OLR Research Report

August 23, 2004




By: Janet L. Kaminski, Associate Legislative Attorney

You asked if a person is receiving continuing health care coverage through COBRA and his former employer is sold, does he continue COBRA coverage under the new company's plan.


The general rule is that the seller (the former employer) remains liable for existing COBRA beneficiaries, unless he ceases all health care plans.


The federal Consolidated Omnibus Budget Reconciliation Act (COBRA) amended the Employee Retirement Income Security Act of 1974 (ERISA). COBRA permits a beneficiary of an employer's group health plan to purchase coverage continuation when he might otherwise lose the benefit because of a “qualifying event,” such as employment termination. Small employers (those normally employing fewer than 20 employees) are exempt from COBRA requirements.

A COBRA beneficiary generally is eligible to continue coverage under the employer's group plan for a maximum of 18 months (or in some circumstances, 36 months). Coverage begins on the date of the qualifying event and terminates at the end of the maximum coverage period. It may terminate earlier if (1) the beneficiary does not pay premiums timely or (2) the employer stops maintaining a group health plan.

Federal regulations provide little guidance on the impact of a company sale or acquisition. According to Paul M. Hamburger, a COBRA expert, the general rule is that the seller retains liability for any pre-transaction qualifying events (i.e., existing COBRA beneficiaries). The exception is if the seller ceases all health care plans and the buyer has a plan. In this case, if the buyer is a “successor” under federal regulations, he will assume responsibility.

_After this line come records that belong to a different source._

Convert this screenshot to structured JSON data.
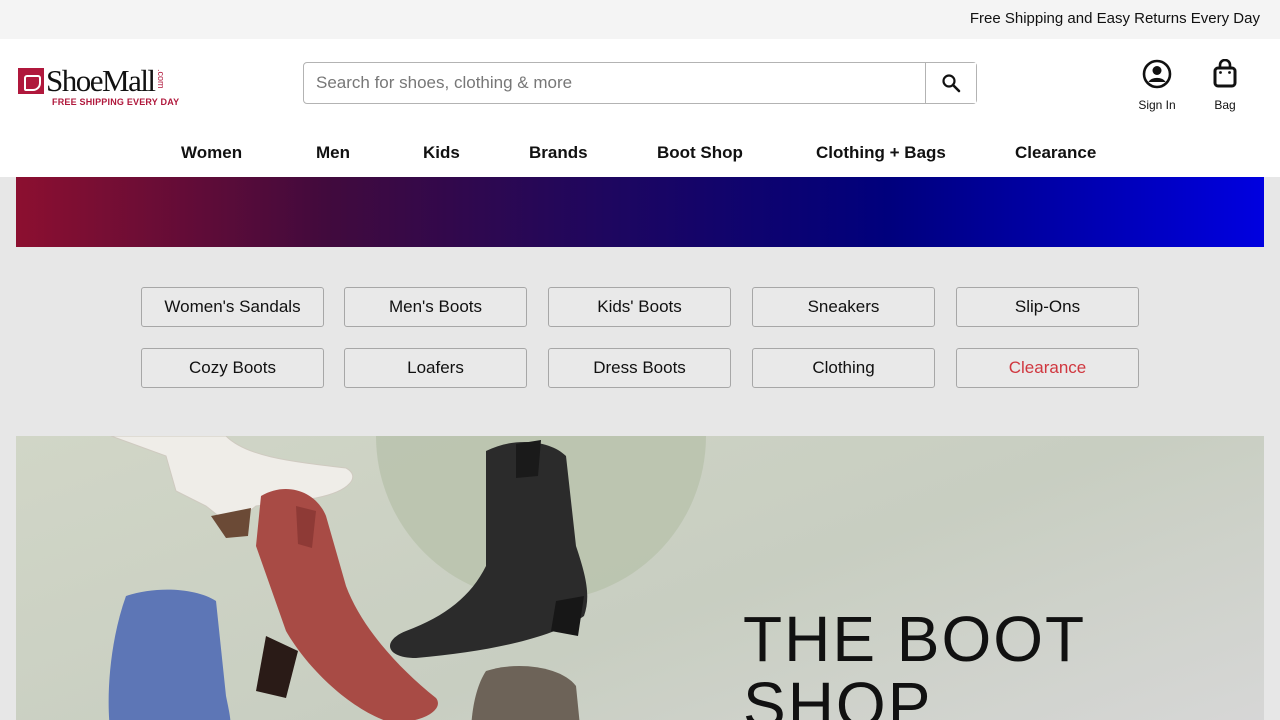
{
  "topbar": {
    "message": "Free Shipping and Easy Returns Every Day"
  },
  "header": {
    "logo_name": "ShoeMall",
    "logo_suffix": ".com",
    "logo_tagline": "FREE SHIPPING EVERY DAY",
    "search": {
      "placeholder": "Search for shoes, clothing & more",
      "value": ""
    },
    "account_label": "Sign In",
    "bag_label": "Bag",
    "icons": {
      "search": "search-icon",
      "account": "user-circle-icon",
      "bag": "shopping-bag-icon"
    }
  },
  "nav": {
    "items": [
      {
        "label": "Women"
      },
      {
        "label": "Men"
      },
      {
        "label": "Kids"
      },
      {
        "label": "Brands"
      },
      {
        "label": "Boot Shop"
      },
      {
        "label": "Clothing + Bags"
      },
      {
        "label": "Clearance"
      }
    ]
  },
  "categories": {
    "row1": [
      {
        "label": "Women's Sandals"
      },
      {
        "label": "Men's Boots"
      },
      {
        "label": "Kids' Boots"
      },
      {
        "label": "Sneakers"
      },
      {
        "label": "Slip-Ons"
      }
    ],
    "row2": [
      {
        "label": "Cozy Boots"
      },
      {
        "label": "Loafers"
      },
      {
        "label": "Dress Boots"
      },
      {
        "label": "Clothing"
      },
      {
        "label": "Clearance"
      }
    ]
  },
  "hero": {
    "title_line1": "THE BOOT",
    "title_line2": "SHOP"
  },
  "colors": {
    "brand": "#b0183c",
    "sale": "#d0373f",
    "banner_start": "#8c0f30",
    "banner_end": "#0000e0"
  }
}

A buyer is considered a successor if he continues the business operations associated with the purchase without interruption or substantial change and the seller ceases to provide any group health plan to any employee in connection with the sale (26 C.F.R. 54.4980B-9, Q&A-8).

The parties involved in the transaction may and often do negotiate COBRA responsibility. If they negotiate and allocate responsibility for existing and potential COBRA beneficiaries, they should document the result in the purchase agreement.

A COBRA beneficiary through an employer who is selling his company should contact the plan administrator for more information.